### What you should do
Report how many lines of the listing contain the string "JSON", with no other words.

### Provided data
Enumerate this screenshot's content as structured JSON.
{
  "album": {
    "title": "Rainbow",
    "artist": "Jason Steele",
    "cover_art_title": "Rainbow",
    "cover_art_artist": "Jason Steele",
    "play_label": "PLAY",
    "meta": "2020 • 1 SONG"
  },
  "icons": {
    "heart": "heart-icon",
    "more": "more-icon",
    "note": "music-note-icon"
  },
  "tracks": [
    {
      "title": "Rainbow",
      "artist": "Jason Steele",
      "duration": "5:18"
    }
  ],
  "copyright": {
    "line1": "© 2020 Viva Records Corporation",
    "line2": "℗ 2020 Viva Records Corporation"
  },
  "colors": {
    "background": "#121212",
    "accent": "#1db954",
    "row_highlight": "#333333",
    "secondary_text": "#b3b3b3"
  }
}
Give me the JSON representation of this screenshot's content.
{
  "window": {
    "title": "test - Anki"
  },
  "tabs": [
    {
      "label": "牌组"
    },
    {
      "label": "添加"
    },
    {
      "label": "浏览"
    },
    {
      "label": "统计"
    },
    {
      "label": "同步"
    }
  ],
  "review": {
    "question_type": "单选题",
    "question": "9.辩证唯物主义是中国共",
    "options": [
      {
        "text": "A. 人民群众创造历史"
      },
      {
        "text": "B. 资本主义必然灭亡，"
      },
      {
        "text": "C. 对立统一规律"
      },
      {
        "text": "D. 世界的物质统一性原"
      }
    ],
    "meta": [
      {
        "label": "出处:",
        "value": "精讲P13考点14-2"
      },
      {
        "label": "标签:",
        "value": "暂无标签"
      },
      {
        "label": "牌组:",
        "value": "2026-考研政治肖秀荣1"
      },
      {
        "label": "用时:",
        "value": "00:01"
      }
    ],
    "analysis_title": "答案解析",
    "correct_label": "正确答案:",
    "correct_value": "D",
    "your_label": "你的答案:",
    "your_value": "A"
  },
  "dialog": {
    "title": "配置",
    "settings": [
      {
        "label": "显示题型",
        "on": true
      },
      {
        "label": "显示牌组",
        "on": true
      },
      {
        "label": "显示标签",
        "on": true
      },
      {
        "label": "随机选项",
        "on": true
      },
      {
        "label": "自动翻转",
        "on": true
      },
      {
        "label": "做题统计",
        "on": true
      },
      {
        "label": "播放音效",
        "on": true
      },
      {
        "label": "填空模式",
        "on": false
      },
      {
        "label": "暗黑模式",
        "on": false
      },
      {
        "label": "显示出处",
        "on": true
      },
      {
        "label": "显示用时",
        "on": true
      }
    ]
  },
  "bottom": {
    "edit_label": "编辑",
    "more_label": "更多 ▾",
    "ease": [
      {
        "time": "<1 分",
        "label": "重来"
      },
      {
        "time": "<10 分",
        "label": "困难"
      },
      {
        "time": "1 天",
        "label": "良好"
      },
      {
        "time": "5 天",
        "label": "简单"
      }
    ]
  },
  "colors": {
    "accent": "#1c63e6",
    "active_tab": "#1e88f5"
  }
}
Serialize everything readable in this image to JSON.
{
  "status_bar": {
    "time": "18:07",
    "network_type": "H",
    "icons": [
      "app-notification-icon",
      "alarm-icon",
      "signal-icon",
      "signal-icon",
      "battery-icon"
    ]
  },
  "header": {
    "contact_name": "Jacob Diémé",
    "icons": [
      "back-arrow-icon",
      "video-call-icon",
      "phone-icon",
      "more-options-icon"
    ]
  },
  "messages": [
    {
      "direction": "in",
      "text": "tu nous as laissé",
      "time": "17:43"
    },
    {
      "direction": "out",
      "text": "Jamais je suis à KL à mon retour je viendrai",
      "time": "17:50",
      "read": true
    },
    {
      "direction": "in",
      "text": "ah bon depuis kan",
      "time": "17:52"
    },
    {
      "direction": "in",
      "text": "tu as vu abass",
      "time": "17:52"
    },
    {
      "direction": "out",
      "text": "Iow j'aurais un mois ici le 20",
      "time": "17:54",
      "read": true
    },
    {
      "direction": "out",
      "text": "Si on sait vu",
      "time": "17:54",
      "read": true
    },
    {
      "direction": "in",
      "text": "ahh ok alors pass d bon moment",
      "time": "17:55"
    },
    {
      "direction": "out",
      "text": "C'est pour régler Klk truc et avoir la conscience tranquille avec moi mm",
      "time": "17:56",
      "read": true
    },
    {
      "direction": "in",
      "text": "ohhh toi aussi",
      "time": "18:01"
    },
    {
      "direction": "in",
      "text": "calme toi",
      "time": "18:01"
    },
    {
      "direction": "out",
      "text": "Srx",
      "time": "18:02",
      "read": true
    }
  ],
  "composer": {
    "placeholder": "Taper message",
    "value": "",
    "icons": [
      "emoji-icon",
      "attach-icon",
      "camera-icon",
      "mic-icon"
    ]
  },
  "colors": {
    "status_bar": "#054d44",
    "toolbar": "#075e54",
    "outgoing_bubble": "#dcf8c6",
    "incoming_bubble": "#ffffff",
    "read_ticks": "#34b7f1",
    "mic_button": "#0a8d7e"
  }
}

### Your response
3